In sub-Saharan Africa and Africa at large, the youth are facing ever increasing insurmountable challenges. From poverty to unemployment and education, the list is endless. What is clear is that serious intervention is needed if we do not want to end up having a largely unskilled, uneducated and unemployed population in Africa ten years from now.
The United Nations stated that 50 percent of the youth in Africa are illiterate or unskilled and thousands under-employed and working in the informal sector, often in hazardous conditions. These ever-increasing socio-economic problems have forced the youth to look at alternatives for a better living. In extreme cases, youth tend to migrate to other parts of sub-Saharan Africa or even to Europe where job prospects appear better. But even these attempts lead to a growing population of unemployed and unskilled youth.
One has to ask: what is happening to the youth and why? Francis Chigunta noted in a 2002 study, The Socio-Economic Situation of Youth in Africa, that rapid urbanization and economic development has largely resulted in desolation of traditional African values, and the undermining of traditional systems of empowering youth through elders. What’s more are issues like teen pregnancies that have led to disintegration of family values. The author goes on to note that formal institutions have been left with the responsibility of empowering our youth, but a decline in community structures for social development has significantly contributed to an uneducated, unskilled and unemployed youth population. Attempts at using social welfare to address youth issues have largely failed. This has resulted in the youth looking to surrogate families in streets and gangs.
The challenges the youth of today face are multi-dimensional. In the disintegration of traditional societies which resulted primarily from colonial interventions, education is no longer viewed as a means to overcome poverty. According to the 2010-2011 regional overview of the UN International Year of Youth, 70 percent of the region’s population is under the age of 30, and slightly more than 20 percent were young people between the ages of 15 to 24, making Africa the world’s youngest continent. In spite of this, youth have largely been left out of the political, economic and social sphere of government decisions and feel that they aren’t heard or cared for. In a continent where the youth population is disproportional to the rest of the population, surely this is a problem government must prioritise. Throughout the continent, youth face similar challenges, and across borders youth organizations have chosen to look for innovative solutions to many of the problems facing our youth. What is lacking, however, is collaborative effort and communication between these organizations. Youth need to feel empowered; they need to feel they have a voice.
About two months ago I attended a TEDx Stellenbosch seminar in Stellenbosch, South-Africa, on the topic “What if Africa?” Alan Knott-Craig Jr., the CEO of Mxit (Africa’s largest mobile social network, developed in South-Africa in 2003), spoke on what social networks, specifically Mxit, have meant to the youth in South Africa. In his talk he highlighted how the youth view Mxit as an escape from their normal world and problems, and since Mxit is an anonymous social network, participants are free to be whoever they want to be. This feature rests on Mr. Knott-Craig Jr.’s belief that you are not free until you are free to be anonymous.

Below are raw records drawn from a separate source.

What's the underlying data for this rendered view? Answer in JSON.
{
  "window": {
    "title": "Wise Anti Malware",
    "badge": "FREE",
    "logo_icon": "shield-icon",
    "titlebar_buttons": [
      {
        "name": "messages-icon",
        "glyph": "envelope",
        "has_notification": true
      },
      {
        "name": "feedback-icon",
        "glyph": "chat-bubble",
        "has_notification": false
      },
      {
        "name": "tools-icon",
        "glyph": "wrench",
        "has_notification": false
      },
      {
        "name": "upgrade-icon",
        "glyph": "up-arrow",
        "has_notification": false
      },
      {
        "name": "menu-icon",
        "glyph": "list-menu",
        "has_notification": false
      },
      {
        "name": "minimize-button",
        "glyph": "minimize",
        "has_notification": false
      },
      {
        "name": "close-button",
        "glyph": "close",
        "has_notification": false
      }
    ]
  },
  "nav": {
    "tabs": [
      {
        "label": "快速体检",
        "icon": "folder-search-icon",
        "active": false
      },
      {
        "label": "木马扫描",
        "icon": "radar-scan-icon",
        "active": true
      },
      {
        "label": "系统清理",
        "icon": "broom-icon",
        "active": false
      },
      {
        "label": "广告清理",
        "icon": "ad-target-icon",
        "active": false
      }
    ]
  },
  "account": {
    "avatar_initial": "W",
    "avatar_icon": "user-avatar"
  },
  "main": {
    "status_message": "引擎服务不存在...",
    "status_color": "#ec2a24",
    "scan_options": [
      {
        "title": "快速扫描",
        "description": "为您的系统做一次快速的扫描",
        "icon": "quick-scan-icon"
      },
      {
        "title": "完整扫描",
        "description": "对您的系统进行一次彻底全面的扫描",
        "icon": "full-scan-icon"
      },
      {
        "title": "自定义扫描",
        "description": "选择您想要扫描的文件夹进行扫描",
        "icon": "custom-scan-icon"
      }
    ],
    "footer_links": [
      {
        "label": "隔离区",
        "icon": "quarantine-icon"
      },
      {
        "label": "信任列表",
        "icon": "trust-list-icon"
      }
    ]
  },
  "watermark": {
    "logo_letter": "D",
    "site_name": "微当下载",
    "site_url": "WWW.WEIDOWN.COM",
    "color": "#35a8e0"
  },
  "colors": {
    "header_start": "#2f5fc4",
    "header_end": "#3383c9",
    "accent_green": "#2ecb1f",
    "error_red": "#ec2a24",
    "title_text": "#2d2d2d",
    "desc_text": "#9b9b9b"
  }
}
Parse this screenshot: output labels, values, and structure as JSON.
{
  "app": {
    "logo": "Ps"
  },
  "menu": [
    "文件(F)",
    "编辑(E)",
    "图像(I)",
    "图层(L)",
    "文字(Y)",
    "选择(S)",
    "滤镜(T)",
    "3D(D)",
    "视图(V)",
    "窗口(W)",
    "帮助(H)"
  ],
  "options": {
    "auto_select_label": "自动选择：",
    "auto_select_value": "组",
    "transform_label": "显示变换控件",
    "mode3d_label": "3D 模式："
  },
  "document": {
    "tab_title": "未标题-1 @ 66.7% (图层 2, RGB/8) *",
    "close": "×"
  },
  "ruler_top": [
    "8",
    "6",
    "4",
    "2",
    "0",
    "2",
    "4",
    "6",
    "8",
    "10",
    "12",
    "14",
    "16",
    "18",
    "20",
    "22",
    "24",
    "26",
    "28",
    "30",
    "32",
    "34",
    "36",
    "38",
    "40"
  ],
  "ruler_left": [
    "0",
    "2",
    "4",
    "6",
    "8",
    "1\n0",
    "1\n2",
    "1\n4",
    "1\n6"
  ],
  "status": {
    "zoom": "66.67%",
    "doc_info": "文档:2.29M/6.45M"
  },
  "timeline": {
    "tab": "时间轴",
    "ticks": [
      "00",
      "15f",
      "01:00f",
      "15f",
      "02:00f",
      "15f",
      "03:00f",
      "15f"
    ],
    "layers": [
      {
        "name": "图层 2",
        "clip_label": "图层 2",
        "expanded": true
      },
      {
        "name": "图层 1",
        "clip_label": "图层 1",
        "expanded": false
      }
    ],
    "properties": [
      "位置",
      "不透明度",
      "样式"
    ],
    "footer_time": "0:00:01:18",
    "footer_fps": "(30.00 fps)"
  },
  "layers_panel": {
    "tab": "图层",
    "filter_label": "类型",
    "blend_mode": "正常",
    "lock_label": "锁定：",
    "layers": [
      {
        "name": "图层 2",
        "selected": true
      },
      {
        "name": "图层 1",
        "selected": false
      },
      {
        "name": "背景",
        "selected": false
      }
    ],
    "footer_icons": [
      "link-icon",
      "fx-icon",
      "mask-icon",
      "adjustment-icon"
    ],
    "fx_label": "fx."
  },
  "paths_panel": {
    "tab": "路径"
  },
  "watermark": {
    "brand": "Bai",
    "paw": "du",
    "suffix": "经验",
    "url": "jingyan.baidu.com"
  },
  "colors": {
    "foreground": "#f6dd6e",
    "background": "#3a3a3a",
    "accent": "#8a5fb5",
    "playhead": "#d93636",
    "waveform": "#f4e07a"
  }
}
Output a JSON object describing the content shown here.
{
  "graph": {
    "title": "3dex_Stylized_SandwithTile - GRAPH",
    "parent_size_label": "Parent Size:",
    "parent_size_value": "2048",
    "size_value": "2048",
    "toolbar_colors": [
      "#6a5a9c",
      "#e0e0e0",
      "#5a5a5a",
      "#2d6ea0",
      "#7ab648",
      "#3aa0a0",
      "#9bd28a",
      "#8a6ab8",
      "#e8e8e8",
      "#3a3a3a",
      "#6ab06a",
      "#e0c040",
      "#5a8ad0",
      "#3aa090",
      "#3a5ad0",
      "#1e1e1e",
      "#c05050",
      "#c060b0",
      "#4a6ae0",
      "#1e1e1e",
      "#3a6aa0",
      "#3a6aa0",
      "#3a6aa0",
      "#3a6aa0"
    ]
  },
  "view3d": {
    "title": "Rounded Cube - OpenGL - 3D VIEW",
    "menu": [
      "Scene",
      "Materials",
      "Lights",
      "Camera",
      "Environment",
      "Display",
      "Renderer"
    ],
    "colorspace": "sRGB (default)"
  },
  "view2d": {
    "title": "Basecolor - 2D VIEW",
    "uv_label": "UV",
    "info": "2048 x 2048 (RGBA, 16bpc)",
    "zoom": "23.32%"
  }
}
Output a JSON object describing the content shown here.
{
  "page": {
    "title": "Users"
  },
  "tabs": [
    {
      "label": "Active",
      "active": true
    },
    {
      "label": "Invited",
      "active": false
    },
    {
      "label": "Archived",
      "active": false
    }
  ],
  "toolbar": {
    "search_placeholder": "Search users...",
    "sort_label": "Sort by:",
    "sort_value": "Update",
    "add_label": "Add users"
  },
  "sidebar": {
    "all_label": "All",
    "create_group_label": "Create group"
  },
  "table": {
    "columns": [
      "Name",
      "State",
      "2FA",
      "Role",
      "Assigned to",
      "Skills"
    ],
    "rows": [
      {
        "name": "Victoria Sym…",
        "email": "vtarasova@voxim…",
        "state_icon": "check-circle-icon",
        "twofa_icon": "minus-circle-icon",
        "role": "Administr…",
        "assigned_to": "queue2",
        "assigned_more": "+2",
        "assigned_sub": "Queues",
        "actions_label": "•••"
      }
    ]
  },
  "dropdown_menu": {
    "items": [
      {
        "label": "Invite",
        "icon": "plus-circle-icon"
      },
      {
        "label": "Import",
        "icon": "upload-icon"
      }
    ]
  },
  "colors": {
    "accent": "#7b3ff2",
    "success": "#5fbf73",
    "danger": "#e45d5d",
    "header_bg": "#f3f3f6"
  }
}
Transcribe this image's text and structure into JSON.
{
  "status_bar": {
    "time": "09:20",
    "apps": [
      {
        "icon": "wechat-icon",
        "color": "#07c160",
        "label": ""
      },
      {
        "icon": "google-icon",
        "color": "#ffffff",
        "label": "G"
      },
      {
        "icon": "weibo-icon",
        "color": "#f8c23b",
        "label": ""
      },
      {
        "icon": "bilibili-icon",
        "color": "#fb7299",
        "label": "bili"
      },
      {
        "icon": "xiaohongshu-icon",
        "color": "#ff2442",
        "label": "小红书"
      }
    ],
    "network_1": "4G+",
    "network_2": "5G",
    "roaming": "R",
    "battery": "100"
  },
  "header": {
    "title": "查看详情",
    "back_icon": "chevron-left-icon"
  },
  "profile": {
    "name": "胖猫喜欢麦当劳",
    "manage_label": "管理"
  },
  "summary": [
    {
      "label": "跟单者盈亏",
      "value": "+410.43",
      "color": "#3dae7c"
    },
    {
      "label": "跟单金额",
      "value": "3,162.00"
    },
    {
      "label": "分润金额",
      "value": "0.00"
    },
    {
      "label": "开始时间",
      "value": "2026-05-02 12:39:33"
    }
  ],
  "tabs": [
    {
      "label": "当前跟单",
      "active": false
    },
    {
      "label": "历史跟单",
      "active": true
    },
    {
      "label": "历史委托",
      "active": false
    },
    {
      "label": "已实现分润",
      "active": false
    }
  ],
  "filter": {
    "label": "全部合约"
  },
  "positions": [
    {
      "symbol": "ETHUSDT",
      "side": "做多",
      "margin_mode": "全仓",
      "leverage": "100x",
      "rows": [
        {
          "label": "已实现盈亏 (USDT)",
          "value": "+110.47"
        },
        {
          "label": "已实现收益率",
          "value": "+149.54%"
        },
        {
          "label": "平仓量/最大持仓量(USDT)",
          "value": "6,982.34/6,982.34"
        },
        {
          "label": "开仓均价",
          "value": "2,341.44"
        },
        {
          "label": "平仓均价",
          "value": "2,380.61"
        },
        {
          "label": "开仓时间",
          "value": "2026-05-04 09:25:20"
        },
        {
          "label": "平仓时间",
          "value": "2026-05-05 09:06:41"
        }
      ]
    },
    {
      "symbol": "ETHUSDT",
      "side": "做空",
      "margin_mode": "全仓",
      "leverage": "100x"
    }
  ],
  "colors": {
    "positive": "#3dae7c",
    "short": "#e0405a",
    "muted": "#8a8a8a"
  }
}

Besides the problems and threats associated with this feature, Mxit has largely been instrumental in fostering a sense of community amongst the youth of all ages and ethnic groups. Even more, they have looked at what young people talk about in chat rooms and through this identified social problems needing urgent attention. This highly resourceful social network which allows users to interact freely and openly has created a virtual community that can be monitored by Mxit programmers and altered to the behaviour and needs of the users; a virtual society if you like. Through this platform, a lot has been learnt about what the youth talk and worry about an thus created a more productive surrogate community the youth belong to, replacing and/or addressing the need of young people to belong to gangs for a sense of community or brotherhood.
Now imagine a social network like Mxit being created to cater to the youth all across Africa. Outside of the proportion of the youth living in object poverty, almost every teenager or young (wo)man has a mobile phone today. Mobile technology is vast in Africa and the youth understand the language of mobile, but sadly our governments do not. What if it government were to take initiatives like these seriously and start investing in social media to hear the voice of the youth, using platforms such as Mxit to prioritise problems needing to be addressed among the youth? What if social media could be expanded throughout Africa in order to create a virtual community where youth from different parts of Africa could interact? Think about what the youth could learn and teach one another, and what insight government could gain from such interactions.
It is often said “African problems, need African solutions.” Well here is an African solution that has been staring us in the face for at least a decade. Mobile social media is one of the ways forward to give voice to the youth in our continent. I am not advocating for the sole use of Mxit, but use Mxit only as an example to illustrate a point. I am certain, as Mxit has sparked wide dialogue amongst the youth across South-Africa, that in a similar way other technologies/social media can be utilised to create a platform for youth to interact and “chat” about some difficulties they face wherever they are. Similarly youth programs or organizations can communicate and collaborate to address these social ills. We as Africans are extremely resourceful and innovative in our daily lives; why not channel this creativity to technologies and bridge the social divide between our countries? And in so doing, create collaborative networks that can build a better and brighter future for the youth of today. There are indeed African solutions to African problems in Africa, but these solutions aren’t getting the attention and investment that they need.